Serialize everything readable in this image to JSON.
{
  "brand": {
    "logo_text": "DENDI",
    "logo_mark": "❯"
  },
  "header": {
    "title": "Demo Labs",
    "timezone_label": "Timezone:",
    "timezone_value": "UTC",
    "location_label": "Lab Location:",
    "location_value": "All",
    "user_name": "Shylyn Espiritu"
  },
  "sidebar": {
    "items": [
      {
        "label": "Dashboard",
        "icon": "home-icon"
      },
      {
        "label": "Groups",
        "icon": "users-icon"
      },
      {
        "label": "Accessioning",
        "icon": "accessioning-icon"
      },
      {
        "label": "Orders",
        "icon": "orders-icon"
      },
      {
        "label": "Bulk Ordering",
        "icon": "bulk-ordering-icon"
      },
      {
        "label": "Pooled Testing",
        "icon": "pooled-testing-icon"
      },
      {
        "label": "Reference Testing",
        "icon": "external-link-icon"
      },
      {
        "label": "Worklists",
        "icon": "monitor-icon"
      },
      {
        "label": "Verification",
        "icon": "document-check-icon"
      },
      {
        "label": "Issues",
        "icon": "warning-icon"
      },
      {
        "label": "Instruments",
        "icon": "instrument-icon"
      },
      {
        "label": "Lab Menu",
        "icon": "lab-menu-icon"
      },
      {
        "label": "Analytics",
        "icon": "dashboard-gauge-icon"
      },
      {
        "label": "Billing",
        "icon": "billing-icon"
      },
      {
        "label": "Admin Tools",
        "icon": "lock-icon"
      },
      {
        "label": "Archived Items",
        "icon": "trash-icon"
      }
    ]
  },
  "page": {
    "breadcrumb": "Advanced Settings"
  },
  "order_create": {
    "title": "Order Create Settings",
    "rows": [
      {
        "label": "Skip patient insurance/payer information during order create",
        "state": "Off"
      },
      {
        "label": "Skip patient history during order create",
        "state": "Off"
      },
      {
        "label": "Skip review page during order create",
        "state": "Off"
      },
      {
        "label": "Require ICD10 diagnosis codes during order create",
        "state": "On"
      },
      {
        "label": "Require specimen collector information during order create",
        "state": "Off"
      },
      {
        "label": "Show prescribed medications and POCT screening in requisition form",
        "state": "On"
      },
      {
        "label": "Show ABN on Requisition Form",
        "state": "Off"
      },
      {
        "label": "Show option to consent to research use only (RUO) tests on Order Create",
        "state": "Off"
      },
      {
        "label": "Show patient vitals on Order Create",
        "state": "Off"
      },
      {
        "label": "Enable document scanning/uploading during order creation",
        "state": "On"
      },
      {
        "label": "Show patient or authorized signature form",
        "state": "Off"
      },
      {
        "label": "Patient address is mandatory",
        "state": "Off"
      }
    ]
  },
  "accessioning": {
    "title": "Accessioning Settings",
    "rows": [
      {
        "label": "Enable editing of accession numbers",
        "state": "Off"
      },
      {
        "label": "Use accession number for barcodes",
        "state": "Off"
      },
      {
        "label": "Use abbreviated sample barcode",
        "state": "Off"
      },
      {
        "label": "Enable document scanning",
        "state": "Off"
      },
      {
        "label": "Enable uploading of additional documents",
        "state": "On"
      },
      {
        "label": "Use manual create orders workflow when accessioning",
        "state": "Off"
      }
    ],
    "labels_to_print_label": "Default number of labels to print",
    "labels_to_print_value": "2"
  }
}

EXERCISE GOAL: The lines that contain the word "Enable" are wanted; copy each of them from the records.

RESPONSE AREA:
        "label": "Enable document scanning/uploading during order creation",
        "label": "Enable editing of accession numbers",
        "label": "Enable document scanning",
        "label": "Enable uploading of additional documents",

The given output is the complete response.